### Task data ###
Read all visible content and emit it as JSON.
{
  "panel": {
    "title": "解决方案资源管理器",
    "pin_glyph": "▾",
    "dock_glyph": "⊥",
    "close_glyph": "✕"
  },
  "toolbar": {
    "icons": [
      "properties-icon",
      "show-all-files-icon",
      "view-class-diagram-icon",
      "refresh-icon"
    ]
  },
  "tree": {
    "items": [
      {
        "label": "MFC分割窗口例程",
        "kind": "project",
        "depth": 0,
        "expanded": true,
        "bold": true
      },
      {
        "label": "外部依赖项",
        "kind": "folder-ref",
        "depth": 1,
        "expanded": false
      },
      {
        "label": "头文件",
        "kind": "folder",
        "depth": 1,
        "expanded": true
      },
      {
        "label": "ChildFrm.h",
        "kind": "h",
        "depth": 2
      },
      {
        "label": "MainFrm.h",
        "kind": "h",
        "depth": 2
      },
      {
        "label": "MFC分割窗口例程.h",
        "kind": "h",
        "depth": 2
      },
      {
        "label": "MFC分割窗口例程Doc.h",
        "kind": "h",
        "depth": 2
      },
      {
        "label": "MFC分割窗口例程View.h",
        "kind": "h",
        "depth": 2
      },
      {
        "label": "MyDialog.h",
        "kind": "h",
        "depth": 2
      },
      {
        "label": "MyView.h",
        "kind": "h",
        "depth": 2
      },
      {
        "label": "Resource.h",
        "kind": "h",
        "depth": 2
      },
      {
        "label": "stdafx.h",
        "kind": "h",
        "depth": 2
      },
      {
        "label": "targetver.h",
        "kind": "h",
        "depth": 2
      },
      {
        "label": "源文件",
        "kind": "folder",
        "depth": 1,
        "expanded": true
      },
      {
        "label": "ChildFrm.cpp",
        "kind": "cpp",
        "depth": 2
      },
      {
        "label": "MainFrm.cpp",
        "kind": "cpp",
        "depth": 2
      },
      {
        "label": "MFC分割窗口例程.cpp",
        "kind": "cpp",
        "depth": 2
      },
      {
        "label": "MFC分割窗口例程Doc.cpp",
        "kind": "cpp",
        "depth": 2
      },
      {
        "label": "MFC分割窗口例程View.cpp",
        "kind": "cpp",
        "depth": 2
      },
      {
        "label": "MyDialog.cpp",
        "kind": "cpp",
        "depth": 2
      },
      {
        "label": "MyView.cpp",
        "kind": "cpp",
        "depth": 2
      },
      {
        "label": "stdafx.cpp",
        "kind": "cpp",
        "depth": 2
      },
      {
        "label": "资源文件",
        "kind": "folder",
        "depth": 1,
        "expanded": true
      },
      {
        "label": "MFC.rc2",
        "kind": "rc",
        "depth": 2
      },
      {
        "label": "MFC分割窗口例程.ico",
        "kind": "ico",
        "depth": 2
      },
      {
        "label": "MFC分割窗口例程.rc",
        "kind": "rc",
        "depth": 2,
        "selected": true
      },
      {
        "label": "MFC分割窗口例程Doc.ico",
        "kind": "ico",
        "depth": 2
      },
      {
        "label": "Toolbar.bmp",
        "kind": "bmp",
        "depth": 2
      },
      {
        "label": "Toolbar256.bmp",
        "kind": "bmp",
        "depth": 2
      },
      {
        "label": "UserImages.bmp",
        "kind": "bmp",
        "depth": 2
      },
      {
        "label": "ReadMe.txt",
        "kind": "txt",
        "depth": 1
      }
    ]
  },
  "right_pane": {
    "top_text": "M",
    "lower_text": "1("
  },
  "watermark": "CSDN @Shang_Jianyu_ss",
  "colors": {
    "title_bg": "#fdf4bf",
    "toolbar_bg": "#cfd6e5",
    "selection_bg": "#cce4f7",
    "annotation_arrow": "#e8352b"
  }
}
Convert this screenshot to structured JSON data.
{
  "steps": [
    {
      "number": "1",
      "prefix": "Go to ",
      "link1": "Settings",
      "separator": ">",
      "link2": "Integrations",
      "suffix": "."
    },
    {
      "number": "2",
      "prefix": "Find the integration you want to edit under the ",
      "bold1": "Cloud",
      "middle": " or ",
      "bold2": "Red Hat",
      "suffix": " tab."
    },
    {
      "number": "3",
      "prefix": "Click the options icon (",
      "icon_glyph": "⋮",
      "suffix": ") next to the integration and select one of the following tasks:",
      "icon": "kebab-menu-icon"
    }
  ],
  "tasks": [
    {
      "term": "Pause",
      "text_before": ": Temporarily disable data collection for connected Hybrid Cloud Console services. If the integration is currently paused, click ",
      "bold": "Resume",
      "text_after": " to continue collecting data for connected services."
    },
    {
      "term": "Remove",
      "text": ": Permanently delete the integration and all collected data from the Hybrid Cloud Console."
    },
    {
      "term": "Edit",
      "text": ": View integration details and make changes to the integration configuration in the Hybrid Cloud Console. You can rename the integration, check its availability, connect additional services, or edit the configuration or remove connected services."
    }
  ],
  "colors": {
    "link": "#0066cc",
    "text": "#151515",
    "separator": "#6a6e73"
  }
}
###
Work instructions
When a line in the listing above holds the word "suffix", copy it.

Response to this exercise
      "suffix": "."
      "suffix": " tab."
      "suffix": ") next to the integration and select one of the following tasks:",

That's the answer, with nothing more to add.